With that subject out of the way, perhaps the more interesting question is: why do I disclose to my partners (no, not that kind -- this is getting weird) that I am wearing women-specific-gear? Why don't I simply and smugly relish in the fact that I scored a great deal on a functional piece of gear? Well, I've thought about that, and here are a few explanations, none of which is necessarily applicable to me, that come to mind:

A) Trust me, it's not like that. In the harsh environments in which I recreate, I want my partners to be as focused as possible. I want them to fully trust me as I trust them. I can't afford to be a distraction. I don't want them feeling like they have to look over their shoulder, if you know what I mean. So when I show up wearing powder blue clothing or maybe even something with a purplish hue, I don't want my partner to be distracted. I don't want my partner thinking: Is he . . . .? So, I take the proactive, preemptive, cut-to-the-chase, full disclosure approach: yes, I am wearing women's underwear. It fits and it's functional. Can we rip this trail/slope now?
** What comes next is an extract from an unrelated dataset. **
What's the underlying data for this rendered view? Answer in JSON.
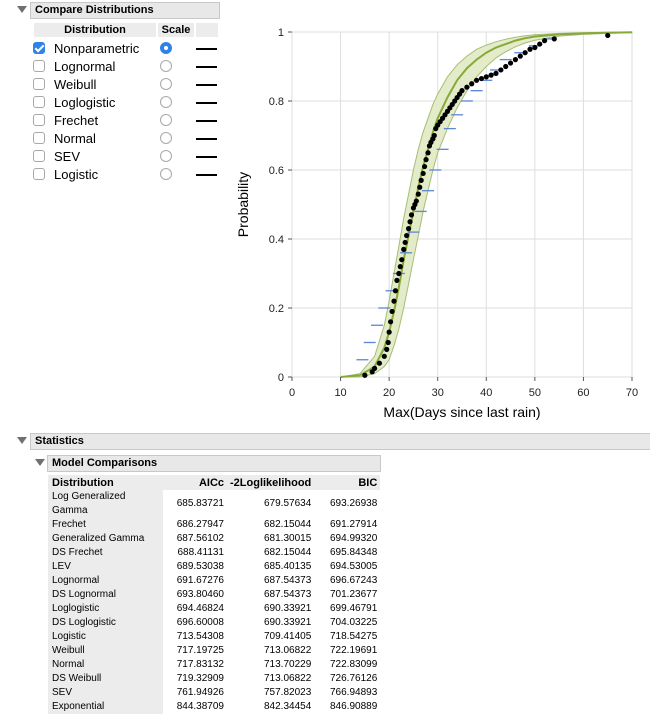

B) The Dirt-Bagger Proclamation. Amongst some mountain people, there is an ethos in which dirtbaggerness is a virtue. Dirtbaggerness is a true counter culture in which renunciation of normal cultural material ambitions in favor of roaming freely in the wilderness (with cool gear, of course) is the standard. What you paid for something is not what impresses; rather, it's what you didn't pay for something. Thus, my proclamation that I use/wear women-specific gear is often a crowd pleaser amongst the mountain dirt-bag folk. It demonstrates a dirt-bagger ethos in a number of ways -- he is willing to wear a woman's scoopneck, pastel green shirt, and subject himself to the ridicule of the stylish brethren, just to have means to pursue his passion! Cool dude.
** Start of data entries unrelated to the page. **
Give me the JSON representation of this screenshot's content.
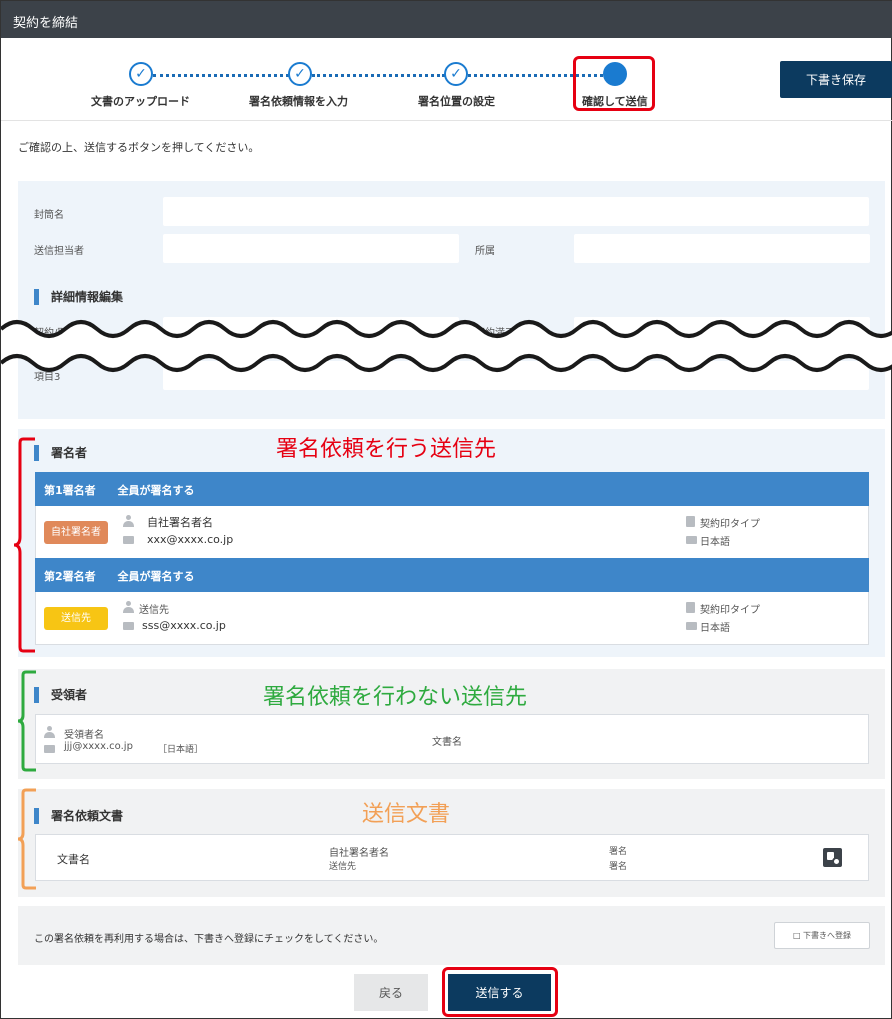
{
  "window": {
    "title": "契約を締結"
  },
  "stepper": {
    "steps": [
      {
        "label": "文書のアップロード",
        "done": true
      },
      {
        "label": "署名依頼情報を入力",
        "done": true
      },
      {
        "label": "署名位置の設定",
        "done": true
      },
      {
        "label": "確認して送信",
        "done": false,
        "current": true
      }
    ],
    "check_glyph": "✓"
  },
  "toolbar": {
    "draft_save_label": "下書き保存"
  },
  "instruction": "ご確認の上、送信するボタンを押してください。",
  "envelope": {
    "envelope_name_label": "封筒名",
    "sender_label": "送信担当者",
    "affiliation_label": "所属",
    "detail_heading": "詳細情報編集",
    "contract_date_label": "契約/取引日",
    "contract_end_label": "契約満了日",
    "item3_label": "項目3"
  },
  "signers": {
    "heading": "署名者",
    "annotation": "署名依頼を行う送信先",
    "list": [
      {
        "order_label": "第1署名者",
        "mode_label": "全員が署名する",
        "badge": "自社署名者",
        "name": "自社署名者名",
        "email": "xxx@xxxx.co.jp",
        "stamp_type": "契約印タイプ",
        "language": "日本語"
      },
      {
        "order_label": "第2署名者",
        "mode_label": "全員が署名する",
        "badge": "送信先",
        "name": "送信先",
        "email": "sss@xxxx.co.jp",
        "stamp_type": "契約印タイプ",
        "language": "日本語"
      }
    ]
  },
  "recipients": {
    "heading": "受領者",
    "annotation": "署名依頼を行わない送信先",
    "name": "受領者名",
    "email": "jjj@xxxx.co.jp",
    "language": "［日本語］",
    "doc_label": "文書名"
  },
  "documents": {
    "heading": "署名依頼文書",
    "annotation": "送信文書",
    "doc_name": "文書名",
    "signer_1": "自社署名者名",
    "signer_2": "送信先",
    "role_1": "署名",
    "role_2": "署名"
  },
  "reuse": {
    "text": "この署名依頼を再利用する場合は、下書きへ登録にチェックをしてください。",
    "checkbox_label": "□ 下書きへ登録"
  },
  "footer": {
    "back_label": "戻る",
    "send_label": "送信する"
  },
  "colors": {
    "accent_blue": "#3e86c9",
    "navy": "#0c3a5f",
    "highlight_red": "#e60012",
    "annotation_green": "#2eaa3f",
    "annotation_orange": "#f2a056"
  }
}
C)Beat This! I am the first to admit that I am competitive to a fault. Sometimes, it's hard not to look at the scoreboard of Tuff-ness. There are all kinds of games of Tuff and in my realm such games can range from climbing or descending this or that in x amount of time without this or that kind of aid, to death marches across the Grand Canyon (see below). One thing that is hard to compete with, however, is the tuffness of wearing women's clothing/gear. It's a statement that you are confident and Tuff and simply don't care about what people might think of your appearance. In many circles, it's simply too hard to compete with a man comfortable in women's underwear.  So when I say competitive to a fault, I mean so competitive that I'm willing to invent a game in which only I am likely to play.  Lame, I know.
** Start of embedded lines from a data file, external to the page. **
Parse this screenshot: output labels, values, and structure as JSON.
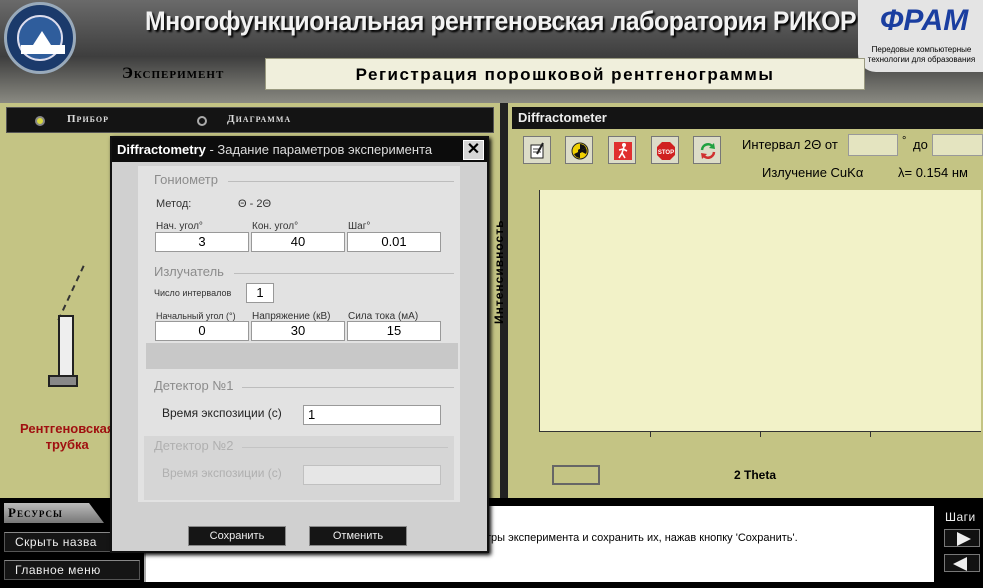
{
  "header": {
    "title": "Многофункциональная рентгеновская лаборатория РИКОР",
    "logo_text": "СЕВКАВГТУ",
    "brand_name": "ФРАМ",
    "brand_sub": "Передовые компьютерные технологии для образования",
    "section_label": "Эксперимент",
    "experiment_title": "Регистрация порошковой рентгенограммы"
  },
  "left_panel": {
    "tabs": [
      {
        "label": "Прибор",
        "selected": true
      },
      {
        "label": "Диаграмма",
        "selected": false
      }
    ],
    "tube_label_line1": "Рентгеновская",
    "tube_label_line2": "трубка"
  },
  "right_panel": {
    "title": "Diffractometer",
    "tools": [
      "notepad-icon",
      "radiation-icon",
      "walking-man-icon",
      "stop-icon",
      "refresh-icon"
    ],
    "interval_label": "Интервал 2Θ от",
    "interval_from": "",
    "deg_sign": "°",
    "to_label": "до",
    "interval_to": "",
    "radiation_label": "Излучение CuKα",
    "lambda_label": "λ= 0.154 нм",
    "y_axis_label": "Интенсивность",
    "x_axis_label": "2 Theta"
  },
  "dialog": {
    "title_bold": "Diffractometry",
    "title_rest": " - Задание параметров эксперимента",
    "close_label": "✕",
    "goniometer": {
      "section": "Гониометр",
      "method_label": "Метод:",
      "method_value": "Θ - 2Θ",
      "start_angle_label": "Нач. угол°",
      "start_angle": "3",
      "end_angle_label": "Кон. угол°",
      "end_angle": "40",
      "step_label": "Шаг°",
      "step": "0.01"
    },
    "emitter": {
      "section": "Излучатель",
      "intervals_label": "Число интервалов",
      "intervals": "1",
      "initial_angle_label": "Начальный угол (°)",
      "initial_angle": "0",
      "voltage_label": "Напряжение (кВ)",
      "voltage": "30",
      "current_label": "Сила тока (мА)",
      "current": "15"
    },
    "detector1": {
      "section": "Детектор №1",
      "exposure_label": "Время экспозиции (с)",
      "exposure": "1"
    },
    "detector2": {
      "section": "Детектор №2",
      "exposure_label": "Время экспозиции (с)",
      "exposure": ""
    },
    "save_label": "Сохранить",
    "cancel_label": "Отменить"
  },
  "bottom": {
    "resources_label": "Ресурсы",
    "hide_names_label": "Скрыть назва",
    "main_menu_label": "Главное меню",
    "message": "тры эксперимента и сохранить их, нажав кнопку 'Сохранить'.",
    "steps_label": "Шаги"
  },
  "colors": {
    "panel_olive": "#c4c484",
    "plot_bg": "#f2f2c8",
    "tube_label": "#a01010",
    "brand_blue": "#1a3ea0"
  }
}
In conclusion, I'd like to help you out, whether you are man or woman. I recently scored a pair of Scarpa Divas for $90. Yep, $675 boots that were basically brand new for $90. (I'm taking this at a Dirtbagger angle, see B above.) If you look closely, Scarpa Divas (woman) are essentially Spirit 4s (man), but with different colors, and with a volume-reducing insole that is removeable. I don't know that for sure, but I have a pretty good reason to believe that is the case. While you probably won't get the Dirtbagging deal that I got (I'm now taking the Beat This! angle, see C above.), you can get a pretty decent deal on some women-specific boots that could very well suit your needs.

Sierra Trading Post is selling some Scarpa Divas (Spirit 4s) and some Scarpa Star Lites (Spirit 3s) at a decent discount.  If you subscribe to their Deal Flyer, you could probably get an additional 20 percent off and free shipping.  That's more than 50 percent off retail.